So what do you do? How can you possibly ever break free from the vicious cycle of addiction? I can only tell you what I did. I surrendered. And I turned to the only option that I had left: God. But I didn't do that until every other choice was taken from me; until He interceded in what I had believed to be a foolproof suicide plan.
I couldn't beat the dope, and I was tired of trying. I knew I had to end it, once and for all, and I had a plan that was sure to succeed.
I bought twelve bags of heroin that day. I knew that it would be enough. My body was used to one and two bags at a time and by now I had slipped down to approximately ninety-five pounds. There wasn't a doubt in my mind that twelve bags would kill me.
I shakily yet carefully emptied each bag into the tablespoon that lay in front of me. I added the water, stirred it up, added the cotton, and filled the spike. As I tightened the band around my arm and picked up the syringe, I asked myself one last time: Are you really going to do this? Is this what you really want? My answer was yes, yes eyes! And with that, I shot all twelve bags into my veins.
Several minutes passed and nothing. Nothing! I looked around the room, stunned that I was still alive, and not only alive, but straight. For a moment I actually thought that I had dreamed the whole thing but no there lay the spike, fallen to the floor amongst the empty bags of dope.
At that moment I knew I knew that God wasn't going to let me die. And as I made my way over to the couch, I suddenly felt His presence. My knees buckled, and my eyes widened in wonder as I felt God's love wash over me. I began to tremble, for the depth of emotion that coursed through my body during those few, brief moments of raw illumination was unlike anything I had ever felt. The love He showered upon me was so tangible, so exhilarating, and so unquestionably real that it not only removed from my mind any doubts I may have had about Him, but it also reversed the direction in which my life was going.
"And that they may recover themselves out of the snare of the devil, who are taken captive by him at his will." II Tim.2: 26
It's been seven years since I've stuck a needle in my arm seven years since God has broken the chains that bound me and, with his powerful and loving hands, lifted me out of the pit of despair in which I lived. Since that time God has wrought miracles in my life, giving me more than I ever dared to dream, and certainly more than I deserve. He has transformed my heart, filled the emptiness within my soul, and given me a new lease on life. He has guided me to His word, His church, and His son, Jesus Christ. He has secured my destiny here on earth and forever in Heaven. He has taken away all the fear, the loneliness, and the bitterness that lived within me, and replaced these with faith, hope, and joy. He has given me two precious children to raise, and a husband who is loving, gentle, and true. He protects me and provides for me daily, and He guides my way. He is the God of my salvation, and I love Him with all of my heart.

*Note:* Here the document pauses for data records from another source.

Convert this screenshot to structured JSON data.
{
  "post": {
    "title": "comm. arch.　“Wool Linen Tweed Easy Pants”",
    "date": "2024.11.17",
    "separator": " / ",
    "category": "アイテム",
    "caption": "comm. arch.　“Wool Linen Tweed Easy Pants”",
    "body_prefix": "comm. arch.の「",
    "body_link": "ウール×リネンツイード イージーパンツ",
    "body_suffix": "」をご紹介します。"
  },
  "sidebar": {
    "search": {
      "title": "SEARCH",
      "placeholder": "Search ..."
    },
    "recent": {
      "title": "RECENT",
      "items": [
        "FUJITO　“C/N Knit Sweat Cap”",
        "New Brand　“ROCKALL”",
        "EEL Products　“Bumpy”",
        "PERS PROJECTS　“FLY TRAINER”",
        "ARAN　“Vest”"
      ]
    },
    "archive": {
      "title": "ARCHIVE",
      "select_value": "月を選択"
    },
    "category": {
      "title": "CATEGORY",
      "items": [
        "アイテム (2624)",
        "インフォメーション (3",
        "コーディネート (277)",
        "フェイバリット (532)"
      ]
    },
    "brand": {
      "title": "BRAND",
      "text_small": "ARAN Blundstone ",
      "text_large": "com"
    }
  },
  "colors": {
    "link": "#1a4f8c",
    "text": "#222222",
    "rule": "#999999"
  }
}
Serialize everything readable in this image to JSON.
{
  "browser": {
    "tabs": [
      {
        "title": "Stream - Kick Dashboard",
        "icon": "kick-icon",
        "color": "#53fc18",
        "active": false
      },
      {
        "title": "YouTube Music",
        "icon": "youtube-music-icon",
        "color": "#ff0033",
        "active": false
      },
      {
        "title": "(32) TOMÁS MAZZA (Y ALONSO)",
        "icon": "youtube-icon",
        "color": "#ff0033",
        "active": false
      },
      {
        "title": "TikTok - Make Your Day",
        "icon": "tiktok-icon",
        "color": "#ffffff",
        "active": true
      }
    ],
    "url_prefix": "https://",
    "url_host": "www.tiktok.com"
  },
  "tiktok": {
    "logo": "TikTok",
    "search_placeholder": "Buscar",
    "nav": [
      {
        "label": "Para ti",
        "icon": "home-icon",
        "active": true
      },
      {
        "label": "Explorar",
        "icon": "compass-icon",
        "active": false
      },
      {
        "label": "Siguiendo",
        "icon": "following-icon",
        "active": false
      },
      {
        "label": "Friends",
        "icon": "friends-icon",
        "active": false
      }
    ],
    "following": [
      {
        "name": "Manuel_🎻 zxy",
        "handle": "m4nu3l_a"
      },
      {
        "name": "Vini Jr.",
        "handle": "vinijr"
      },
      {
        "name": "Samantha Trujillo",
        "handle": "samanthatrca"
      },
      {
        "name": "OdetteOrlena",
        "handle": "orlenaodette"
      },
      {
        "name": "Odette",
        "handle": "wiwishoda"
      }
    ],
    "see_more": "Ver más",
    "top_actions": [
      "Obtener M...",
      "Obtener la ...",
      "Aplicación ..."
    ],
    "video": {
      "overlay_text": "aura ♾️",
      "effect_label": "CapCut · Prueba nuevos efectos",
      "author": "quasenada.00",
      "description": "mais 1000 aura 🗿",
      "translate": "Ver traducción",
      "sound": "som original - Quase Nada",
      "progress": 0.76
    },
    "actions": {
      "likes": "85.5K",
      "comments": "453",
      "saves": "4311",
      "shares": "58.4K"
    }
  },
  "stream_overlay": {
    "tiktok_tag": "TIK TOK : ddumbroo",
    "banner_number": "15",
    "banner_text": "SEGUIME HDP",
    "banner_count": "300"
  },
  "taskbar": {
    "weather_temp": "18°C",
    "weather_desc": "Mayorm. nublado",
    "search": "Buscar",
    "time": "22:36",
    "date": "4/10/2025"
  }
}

"Lead me in thy truth, and teach me, for thou art the God of my salvation; on thee do I wait all the day." Psalm 25:5
Editor's note: Seven years sober, Michelle Couchon lives in Rhode Island and has recently begun working as a writer with a Christian newspaper.